This week Governor Bev Perdue signed a pardon of innocence for the Wilmington 10.  That’s a group of nine black men and one white woman who were falsely convicted of fire-bombing a white-owned grocery store in a black neighborhood in Wilmington more than forty years ago.  Their trial gained national attention.  A few years after the trial, the prosecution’s key witnesses came forward and recanted their testimony. 

Benjamin Chavis is one of the Wilmington 10.  He went to Wilmington in 1971 as head of the United Church of Christ’s commission for Racial Justice.  He spent five years in prison before the conviction was overturned. 

“To be a member of the Wilmington 10 from my perspective has always been a badge of honor.  Keep in mind we became political prisoners not because we engaged in any illegal activity.  We became political prisoners because it was the politics of racial injustice.  It was the politics of racial oppression,” says Chavis.  “So even while we were in prison it was a badge of honor and we knew that one day truth and justice would prevail.” 

Chavis says that day came Monday when Perdue pardoned them.  He says the past 40 years have been tough on him and the other members of the Wilmington 10. 
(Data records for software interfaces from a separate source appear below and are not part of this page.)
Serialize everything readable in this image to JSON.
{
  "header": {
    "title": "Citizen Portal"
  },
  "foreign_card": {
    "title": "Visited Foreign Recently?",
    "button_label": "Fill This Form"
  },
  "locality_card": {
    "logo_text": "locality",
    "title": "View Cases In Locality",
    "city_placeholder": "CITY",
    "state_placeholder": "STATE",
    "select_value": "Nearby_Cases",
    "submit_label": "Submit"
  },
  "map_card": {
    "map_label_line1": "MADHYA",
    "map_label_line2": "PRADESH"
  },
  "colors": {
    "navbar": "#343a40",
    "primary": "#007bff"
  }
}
“Any time in our society when someone goes to prison there’s always a cloud over one’s head and certainly for the 10 people, nine black, one white, four of whom are already deceased, it was very difficult,” says Chavis.  “Most of the members of the Wilmington 10 had a lot of issues with poverty after prison.  No one wanted to give them a good job, when they found out they had been even unjustly in prison.  The fact you’d been in prison was a taint.  Now, with this move by Gov. Perdue at least the painful cloud has finally been removed not only from the Wilmington 10, but also from the state of North Carolina.”

Chavis lives in Florida and runs an educational services company that provides online tools and programs to historically black colleges.  He plans to travel back to Wilmington for a service celebrating the pardon Saturday.

Lisa Worf traded the Midwest for Charlotte in 2006 to take a job at WFAE. She worked with public TV in Detroit and taught English in Austria before making her way to radio. Lisa graduated from University of Chicago with a bachelor’s degree in English.